They did release a statement
about the load/unload issue, so they aren't denying it. They also suggested the obvious solution of fixing your OS and software settings to not poll the drive at a rate that causes it to constantly go in and out of power saving mode. They even go as far as providing a utility for their enterprise class drives to increase the timer, effectively disabling the feature.
I stand corrected on the fact that WD has now made the utility available to the public for enterprise class drives, but not sure what one is supposed to do if they have a consumer WD GP drive. For a long time before that they refused to release the utility, and usually claimed it did not exist (even though a few people on this forum have had for quite some time). I know about that because I spoke to WD tech support on multiple occasions, and exchanged at least 10 emails with them, and the whole time the denied any knowledge of the utility.
But let's review the current WD claims that the problem is with Linux. Here is their claim:
"Some utilities, operating systems, and applications, such as some implementations of Linux, for example, are not optimized for low power storage devices and can cause our drives to wake up at a higher rate than normal. This effectively negates the power-saving advantages of low-power drives, such as Western Digitalâ€™s RE2GP, and artificially increases the number of load-unload cycles"
1. The fact that WD has acquiesced and released the utility tacitly acknowledges that significantly exceeding the rated load/unload cycle rating for the drive (300,000) most likely is a problem that impacts the WD GP reliability. So all those who are questioning that on this forum are now in conflict with what WD is implying.

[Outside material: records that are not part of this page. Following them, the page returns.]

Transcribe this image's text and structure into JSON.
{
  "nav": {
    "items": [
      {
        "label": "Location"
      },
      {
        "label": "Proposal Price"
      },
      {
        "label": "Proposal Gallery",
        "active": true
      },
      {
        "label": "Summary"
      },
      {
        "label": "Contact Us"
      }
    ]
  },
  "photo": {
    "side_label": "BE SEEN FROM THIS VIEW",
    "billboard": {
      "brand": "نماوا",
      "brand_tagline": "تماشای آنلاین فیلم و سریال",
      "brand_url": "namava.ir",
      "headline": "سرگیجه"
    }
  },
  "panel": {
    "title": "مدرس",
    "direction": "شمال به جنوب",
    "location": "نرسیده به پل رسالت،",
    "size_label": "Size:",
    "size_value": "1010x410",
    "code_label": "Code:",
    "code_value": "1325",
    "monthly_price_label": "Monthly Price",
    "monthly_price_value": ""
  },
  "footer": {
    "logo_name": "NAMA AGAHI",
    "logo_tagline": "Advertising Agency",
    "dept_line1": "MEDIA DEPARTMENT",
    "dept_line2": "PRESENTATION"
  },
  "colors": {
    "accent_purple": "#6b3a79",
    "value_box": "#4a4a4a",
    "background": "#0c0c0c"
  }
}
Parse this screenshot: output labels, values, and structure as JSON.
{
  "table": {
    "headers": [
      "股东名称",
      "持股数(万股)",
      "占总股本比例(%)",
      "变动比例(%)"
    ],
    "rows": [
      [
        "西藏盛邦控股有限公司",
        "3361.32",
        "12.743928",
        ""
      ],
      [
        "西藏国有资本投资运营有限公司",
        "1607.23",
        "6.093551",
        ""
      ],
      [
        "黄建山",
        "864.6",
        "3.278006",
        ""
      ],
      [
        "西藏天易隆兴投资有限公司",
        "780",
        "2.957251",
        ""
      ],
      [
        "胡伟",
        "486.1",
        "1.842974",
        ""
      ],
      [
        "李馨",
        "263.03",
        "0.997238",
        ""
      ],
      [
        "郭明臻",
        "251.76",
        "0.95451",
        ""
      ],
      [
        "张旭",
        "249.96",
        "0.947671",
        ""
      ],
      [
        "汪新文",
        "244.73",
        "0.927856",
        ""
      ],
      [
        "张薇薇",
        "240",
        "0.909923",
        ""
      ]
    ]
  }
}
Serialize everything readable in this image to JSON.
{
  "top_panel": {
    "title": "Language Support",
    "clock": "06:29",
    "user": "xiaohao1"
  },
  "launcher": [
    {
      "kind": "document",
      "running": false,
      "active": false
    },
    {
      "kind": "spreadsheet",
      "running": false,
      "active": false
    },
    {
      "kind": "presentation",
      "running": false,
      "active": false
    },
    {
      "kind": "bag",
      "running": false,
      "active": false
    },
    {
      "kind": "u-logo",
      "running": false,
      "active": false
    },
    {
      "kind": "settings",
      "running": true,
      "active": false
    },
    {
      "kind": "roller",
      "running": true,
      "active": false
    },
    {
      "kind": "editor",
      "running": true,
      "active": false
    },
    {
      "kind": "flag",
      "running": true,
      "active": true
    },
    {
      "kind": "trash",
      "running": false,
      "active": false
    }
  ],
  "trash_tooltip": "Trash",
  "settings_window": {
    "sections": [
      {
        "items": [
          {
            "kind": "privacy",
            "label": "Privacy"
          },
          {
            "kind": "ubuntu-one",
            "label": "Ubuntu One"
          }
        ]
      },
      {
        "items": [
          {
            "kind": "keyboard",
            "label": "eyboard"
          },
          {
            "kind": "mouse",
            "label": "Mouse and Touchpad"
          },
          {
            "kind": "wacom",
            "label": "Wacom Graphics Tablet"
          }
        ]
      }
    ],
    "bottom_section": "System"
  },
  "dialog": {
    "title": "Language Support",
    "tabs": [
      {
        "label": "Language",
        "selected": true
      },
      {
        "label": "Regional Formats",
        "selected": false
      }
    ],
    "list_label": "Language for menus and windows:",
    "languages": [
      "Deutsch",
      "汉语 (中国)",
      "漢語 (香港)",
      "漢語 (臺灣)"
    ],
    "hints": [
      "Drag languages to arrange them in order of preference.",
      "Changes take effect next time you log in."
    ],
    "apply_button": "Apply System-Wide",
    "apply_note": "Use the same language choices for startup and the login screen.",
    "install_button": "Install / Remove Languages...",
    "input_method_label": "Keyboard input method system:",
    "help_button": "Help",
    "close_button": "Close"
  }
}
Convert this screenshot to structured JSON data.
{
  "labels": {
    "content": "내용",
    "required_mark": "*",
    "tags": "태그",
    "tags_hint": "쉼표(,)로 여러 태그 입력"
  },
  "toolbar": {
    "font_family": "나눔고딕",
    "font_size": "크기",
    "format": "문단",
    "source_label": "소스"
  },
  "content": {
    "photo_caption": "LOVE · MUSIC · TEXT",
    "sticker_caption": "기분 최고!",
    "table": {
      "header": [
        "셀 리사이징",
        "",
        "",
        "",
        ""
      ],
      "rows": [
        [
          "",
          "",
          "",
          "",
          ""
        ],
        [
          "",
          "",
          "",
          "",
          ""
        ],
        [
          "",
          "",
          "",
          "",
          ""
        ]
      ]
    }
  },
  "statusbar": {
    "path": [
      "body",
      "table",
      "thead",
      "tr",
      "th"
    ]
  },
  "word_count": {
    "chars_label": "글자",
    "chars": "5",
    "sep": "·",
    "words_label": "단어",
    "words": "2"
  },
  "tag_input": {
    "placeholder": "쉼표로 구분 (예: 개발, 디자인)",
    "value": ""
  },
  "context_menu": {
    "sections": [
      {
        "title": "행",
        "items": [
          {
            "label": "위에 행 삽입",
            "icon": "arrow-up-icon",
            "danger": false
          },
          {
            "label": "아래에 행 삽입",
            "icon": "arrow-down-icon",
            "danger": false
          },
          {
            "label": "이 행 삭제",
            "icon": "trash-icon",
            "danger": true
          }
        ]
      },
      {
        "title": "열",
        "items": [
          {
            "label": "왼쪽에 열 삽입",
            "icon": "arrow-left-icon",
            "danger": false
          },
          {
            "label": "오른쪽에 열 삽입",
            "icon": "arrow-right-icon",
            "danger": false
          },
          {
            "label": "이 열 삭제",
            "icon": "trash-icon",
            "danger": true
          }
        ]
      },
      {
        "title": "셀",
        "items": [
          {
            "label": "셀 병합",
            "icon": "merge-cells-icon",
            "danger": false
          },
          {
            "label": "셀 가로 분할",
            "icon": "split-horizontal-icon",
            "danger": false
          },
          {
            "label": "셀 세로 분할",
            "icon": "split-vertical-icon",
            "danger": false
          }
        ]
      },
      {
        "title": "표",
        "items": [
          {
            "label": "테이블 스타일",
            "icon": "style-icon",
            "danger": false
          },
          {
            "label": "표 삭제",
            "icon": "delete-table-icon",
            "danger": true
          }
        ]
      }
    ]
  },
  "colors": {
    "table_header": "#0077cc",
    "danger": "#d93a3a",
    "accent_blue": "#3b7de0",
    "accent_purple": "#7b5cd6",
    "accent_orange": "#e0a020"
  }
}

2. WD suggests that problem is that Linux is not optimized for power-saving because it causes the GP drives and artificially increases the number of load-unload cycles. This is backwards. Windows avoids the load/unload cycles by constantly writing to drive every few seconds, which means that the drive never (or rarely) unloads during normal use
. Linux (on the other hand) writes to drives less frequently (even when not used by an external application), which still causes the drive to unload, but the frequency is just outside the maximum WD unload setting so the drive is constantly going from load to unload and back to load again. Linux is no more inefficient in this regard than Windows, and the claim that it lacks power-saving features is bunk.
3. If Linux were fixed to â€œnot poll the drive at a rate that causes it to constantly go in and out of power saving modeâ€